Mathew Yglesias agrees that the budget is a political nonstarter, but he says it marks a change in the administration’s habit of starting low in negotiations with Republicans in order to seem reasonable. Yglesias says Obama’s decision to count already-agreed-upon spending cuts toward the ratio of cuts to taxes shows that he’s prepared to push for a high ratio of taxes to cuts. This is a “recognition that efforts to get the GOP to sign on to a compromise have failed,” writes Yglesias. “The 2012 elections, rather than a congressional debate, will settle the fate of the Bush tax cuts.” The Washington Post’s Aaron Blake agrees that it’s smart for Obama to start high. The Republicans weren’t rewarded in the polls for their budget-cutting zeal following their 2010 electoral victory, and there are indications that voters still care far more about job creation than they do about deficits.
If President Obama’s budget is a campaign document, it’s instructive to compare it to Mitt Romney’s, writes Ezra Klein. Obama’s budget would raise revenues to 19.2 percent of GDP over the next decade, mostly by raising taxes on people making more than $250,000 a year. According to the Tax Policy Center, taxpayers in the bottom 20 percent would pay an average federal tax rate of 1.8 percent, those in the middle 20 percent would pay 15.2 percent, and the top 1 percent would pay 36.3 percent. Under Romney’s plan, taxpayers in the bottom 20 percent would pay a rate of 3.4 percent, those in the middle would pay 15.6 percent, and the top 1 percent would pay 25.9 percent.
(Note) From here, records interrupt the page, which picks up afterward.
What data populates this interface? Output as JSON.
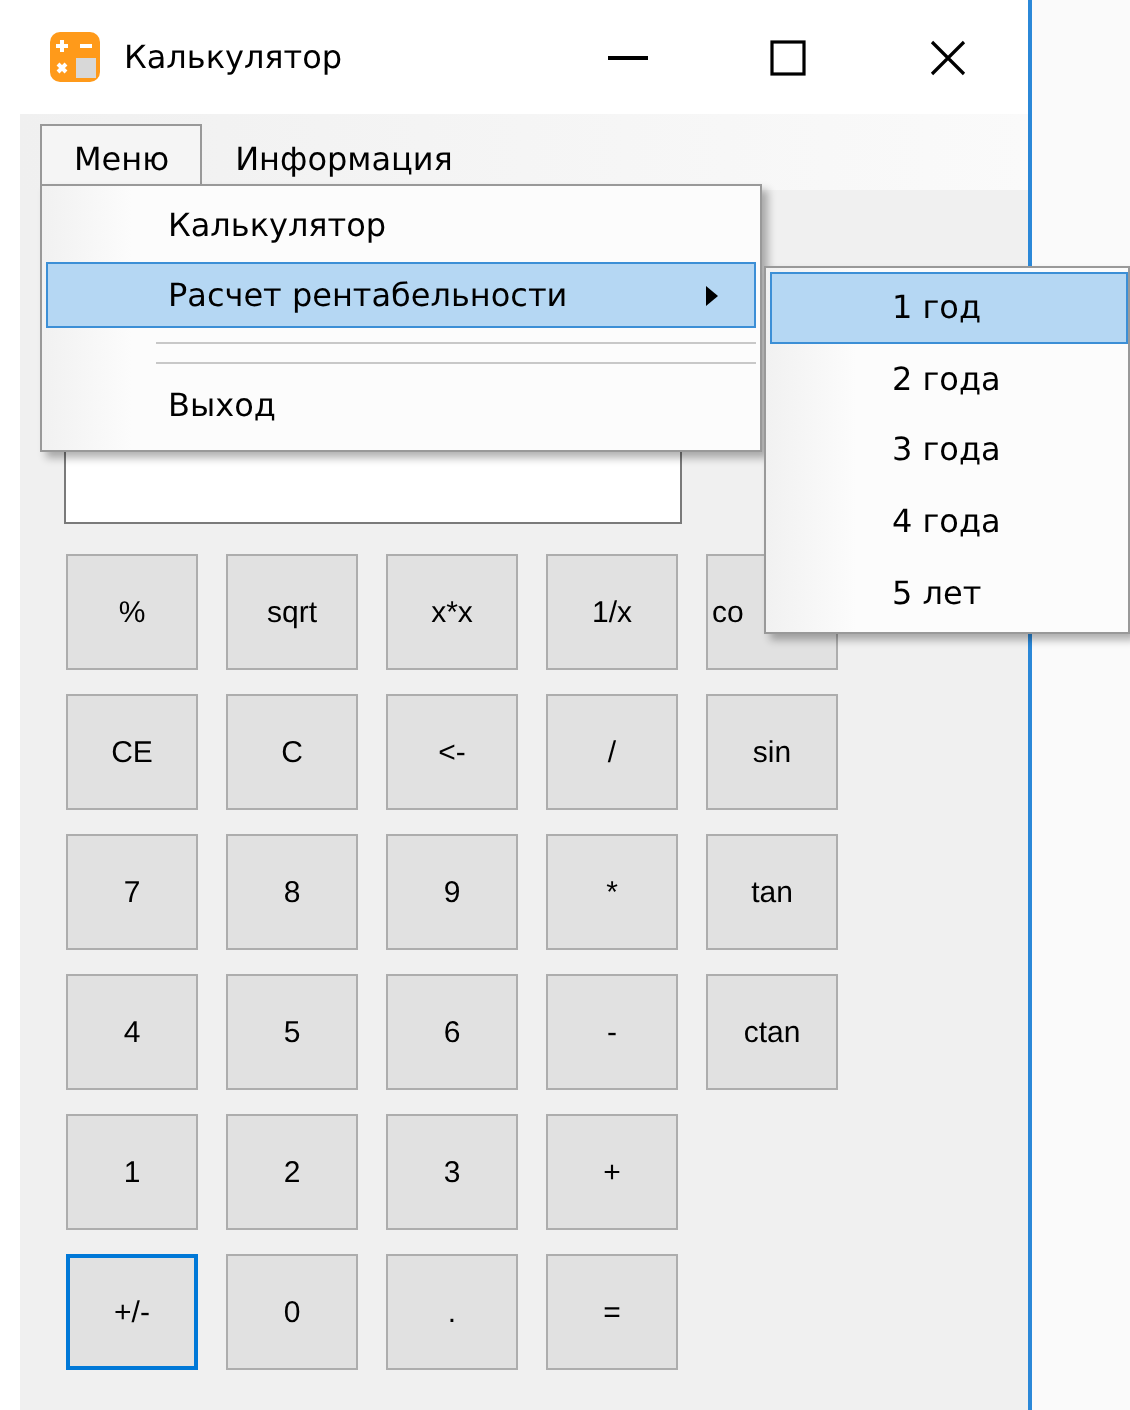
{
  "window": {
    "title": "Калькулятор"
  },
  "menu_bar": [
    {
      "label": "Меню",
      "selected": true
    },
    {
      "label": "Информация",
      "selected": false
    }
  ],
  "dropdown": [
    {
      "kind": "item",
      "label": "Калькулятор",
      "selected": false,
      "submenu": false
    },
    {
      "kind": "item",
      "label": "Расчет рентабельности",
      "selected": true,
      "submenu": true
    },
    {
      "kind": "separator"
    },
    {
      "kind": "separator"
    },
    {
      "kind": "item",
      "label": "Выход",
      "selected": false,
      "submenu": false
    }
  ],
  "submenu": [
    {
      "label": "1 год",
      "selected": true
    },
    {
      "label": "2 года",
      "selected": false
    },
    {
      "label": "3 года",
      "selected": false
    },
    {
      "label": "4 года",
      "selected": false
    },
    {
      "label": "5 лет",
      "selected": false
    }
  ],
  "keypad": [
    [
      {
        "label": "%",
        "focused": false
      },
      {
        "label": "sqrt",
        "focused": false
      },
      {
        "label": "x*x",
        "focused": false
      },
      {
        "label": "1/x",
        "focused": false
      },
      {
        "label": "co",
        "focused": false,
        "cut": true
      }
    ],
    [
      {
        "label": "CE",
        "focused": false
      },
      {
        "label": "C",
        "focused": false
      },
      {
        "label": "<-",
        "focused": false
      },
      {
        "label": "/",
        "focused": false
      },
      {
        "label": "sin",
        "focused": false
      }
    ],
    [
      {
        "label": "7",
        "focused": false
      },
      {
        "label": "8",
        "focused": false
      },
      {
        "label": "9",
        "focused": false
      },
      {
        "label": "*",
        "focused": false
      },
      {
        "label": "tan",
        "focused": false
      }
    ],
    [
      {
        "label": "4",
        "focused": false
      },
      {
        "label": "5",
        "focused": false
      },
      {
        "label": "6",
        "focused": false
      },
      {
        "label": "-",
        "focused": false
      },
      {
        "label": "ctan",
        "focused": false
      }
    ],
    [
      {
        "label": "1",
        "focused": false
      },
      {
        "label": "2",
        "focused": false
      },
      {
        "label": "3",
        "focused": false
      },
      {
        "label": "+",
        "focused": false
      }
    ],
    [
      {
        "label": "+/-",
        "focused": true
      },
      {
        "label": "0",
        "focused": false
      },
      {
        "label": ".",
        "focused": false
      },
      {
        "label": "=",
        "focused": false
      }
    ]
  ]
}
So lower- and middle-income Americans would pay more under Romney’s plan, while the wealthiest would pay less. Romney’s plan cuts taxes to about 17 percent of GDP, and because he’s ruled out cuts to defense spending, he’d have to slash every domestic spending program by more than 35 percent in order to balance the budget as promised.
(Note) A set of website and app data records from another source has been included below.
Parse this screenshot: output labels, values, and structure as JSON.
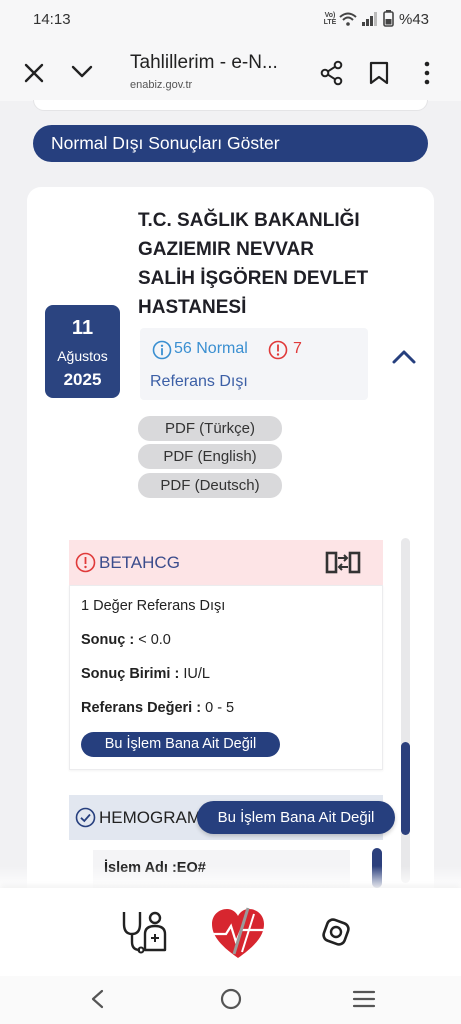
{
  "status_bar": {
    "time": "14:13",
    "network_top": "Vo)",
    "network_bottom": "LTE",
    "battery": "%43"
  },
  "browser": {
    "title": "Tahlillerim - e-N...",
    "url": "enabiz.gov.tr"
  },
  "filter_button_label": "Normal Dışı Sonuçları Göster",
  "hospital": {
    "name_lines": [
      "T.C. SAĞLIK BAKANLIĞI",
      "GAZIEMIR NEVVAR",
      "SALİH İŞGÖREN DEVLET",
      "HASTANESİ"
    ],
    "date": {
      "day": "11",
      "month": "Ağustos",
      "year": "2025"
    },
    "summary": {
      "normal": "56 Normal",
      "abnormal_count": "7",
      "abnormal_label": "Referans Dışı"
    },
    "pdf_buttons": [
      {
        "label": "PDF (Türkçe)"
      },
      {
        "label": "PDF (English)"
      },
      {
        "label": "PDF (Deutsch)"
      }
    ]
  },
  "results": [
    {
      "test": "BETAHCG",
      "status": "out-of-range",
      "note": "1 Değer Referans Dışı",
      "fields": [
        {
          "label": "Sonuç :",
          "value": " < 0.0"
        },
        {
          "label": "Sonuç Birimi :",
          "value": " IU/L"
        },
        {
          "label": "Referans Değeri :",
          "value": " 0 - 5"
        }
      ],
      "action_label": "Bu İşlem Bana Ait Değil"
    },
    {
      "test": "HEMOGRAM",
      "status": "normal",
      "action_label": "Bu İşlem Bana Ait Değil",
      "fields": [
        {
          "label": "İslem Adı :",
          "value": "EO#"
        }
      ]
    }
  ],
  "colors": {
    "navy": "#263f7e",
    "info_blue": "#3a8fd1",
    "alert_red": "#e03a3a",
    "alert_bg": "#fde4e6",
    "normal_bg": "#e2e7f0"
  }
}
To be clear: America has seen class warfare, and the debate over deficit reduction doesn’t qualify. Class warfare is what happened at the turn of the 19th century, when nationwide rail strikes prompted violent confrontations between management and labor. In those days, terrorists weren’t Muslim extremists; they were often union men with bombs and guns who blew up industrial buildings (including, in 1910, the Los Angeles Times building in downtown L.A. as a protest against the paper’s then anti-union stance) and tried to assassinate wealthy individuals. At the heart of the unrest was a yawning gap between rich and poor, which was encouraged by a laissez-faire government approach to industrial regulation. The wealth gap today isn’t as bad as it was then, but it’s getting closer. The best way to bring about genuine class warfare, then, would be to do nothing to try to close this gap. And that pretty much sums up the current GOP strategy on taxation.